The Russian newspaper lists Charles's first initial as C. In Russian, that letter is pronounced S. There is another letter in Russian, that looks like an upside-down lowercase h, that is pronounced CH. Either that letter, or K for the Russian form Karl, should have been used as his first initial.
In the beginning, Kane says, "Rosebud." The nurse enters the room after the word is spoken. The shooting script only mentions Kane and the nurse being in the room. However, within the movie itself Raymond the butler tells the reporter that he had heard Kane say "Rosebud" after the fight with Susan as well as just before he drops the snow globe, implying that what the viewer is shown in that scene is from Raymond's P.O.V.
During the picnic scene towards the end, Welles had to shoot against a back-projection because a location shoot was too costly and time-consuming. The stock footage used for the exterior was taken from King Kong, hence on closer inspection the four birds that fly by are in fact very definite pterodactyls. RKO told Welles to take the pterodactyls out of the shot, but he liked them, and decided to keep them.
The long dolly shot from outside the Kane house in Colorado and all the way back inside through two rooms, ending on the far side of a table, could not have been achieved with the table in place and, instead, the table had to be moved into position once the camera was past. It's an almost perfect illusion except that the hat on the table is still wobbling slightly (from the sudden movement) by the time it comes into shot.
When Kane hovers over Jed Leland's unconscious form after Susan's horrible opera debut, the paper in the typewriter had a thumb mark in exactly the same place where Kane will grab it out of the typewriter a few seconds afterwards. Evidently they shot this scene at least once before.
After Kane's mother signs the contract for Thatcher, she stands up and seems to walk through the table on her way back to the window. This is due to the table being moved in order to create a continuous tracking shot from the front of the set (where the table was) to the back (window).

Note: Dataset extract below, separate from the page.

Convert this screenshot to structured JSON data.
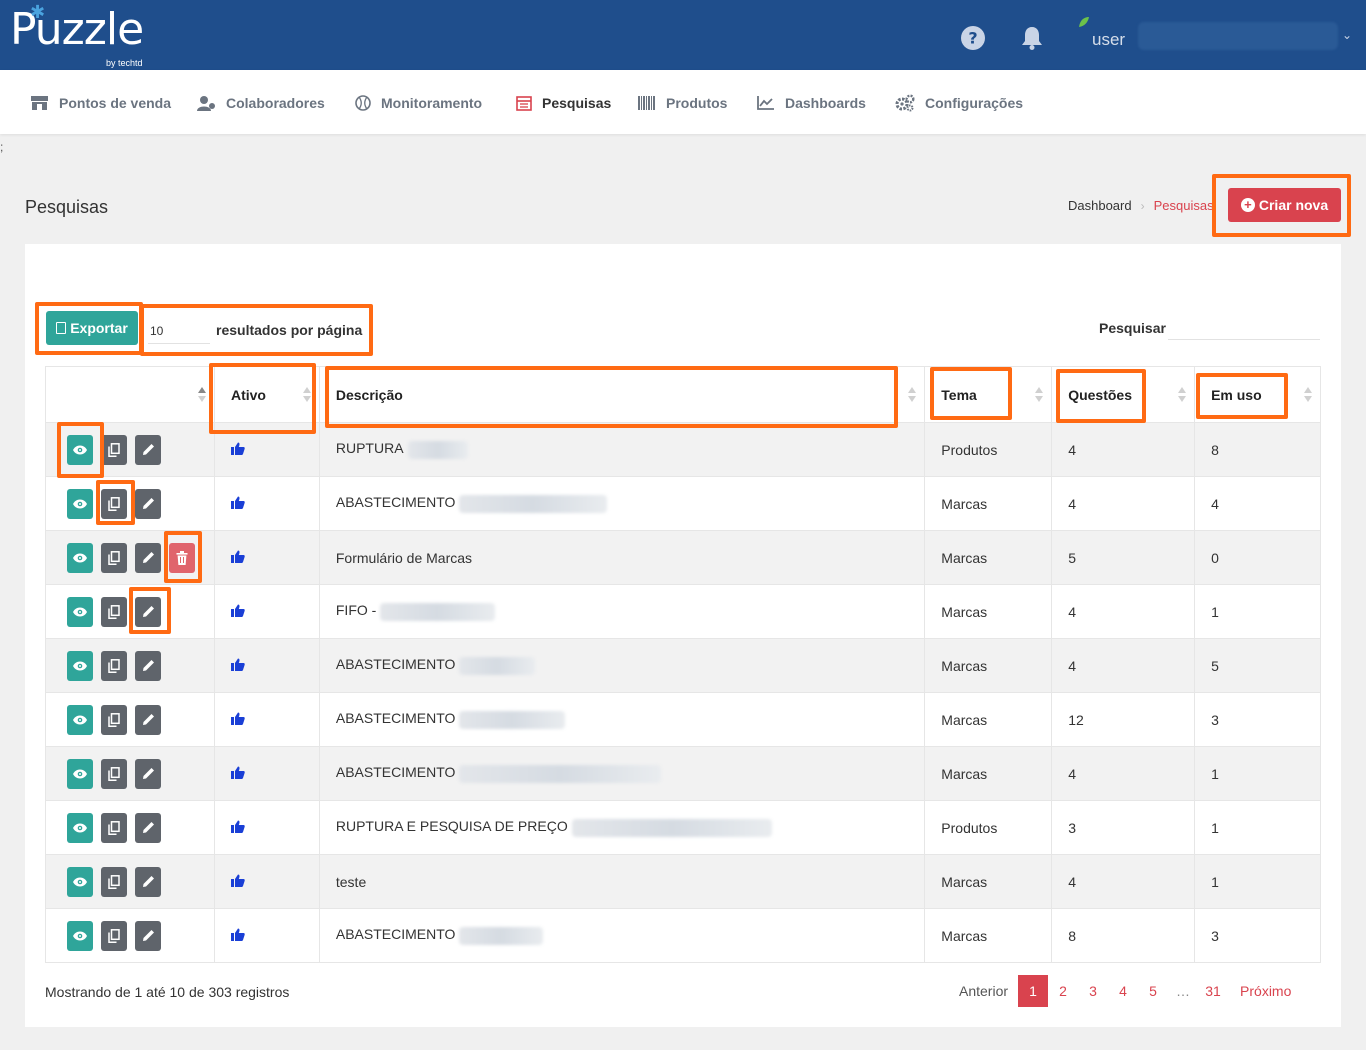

At the moment Mr. Bernstein meets the old newspaper publisher Mr. Carter and shakes his hand you can see that the ceiling is just cloth, and a wire and part of a mic boom is visible through the material.
In the newsreel sequence, a gazette in Spanish is shown, announcing Kane's death. The newspaper's name is "El Correspendencia" but that name simply makes no sense for Spanish speakers. The closest match to this would be "La Correspondencia" because most of the words that end with an "A" are meant to reflect a female gender and the correct article is "La", not "El". However, that literally means "The Mail" and this is just a generic name which is fairly related to news media. Also, the words "Murió" in the header, as well as the "Xanadú" in the article's text are misspelled because they lack the accent marks on the last vowels. Another mistake is "Destinguido editor" instead of "Distinguido editor" can be read below the article's title. Finally, the title would never be written as such in Spanish (you can read "Madrid" in the paper): you wouldn't say "El Sr. Kane se murió" but rather "El Sr. Kane ha muerto". It might be a "Heart of Darkness" reference, with the intention that it be translated as "Mr. Kane, he dead."
When Susan is reading the news about her debut, the front page is displayed prominently. While the first paragraph or so of each story is indeed about her performance, the rest of the news stories are obviously not (with the exception of Jed Leland's negative review).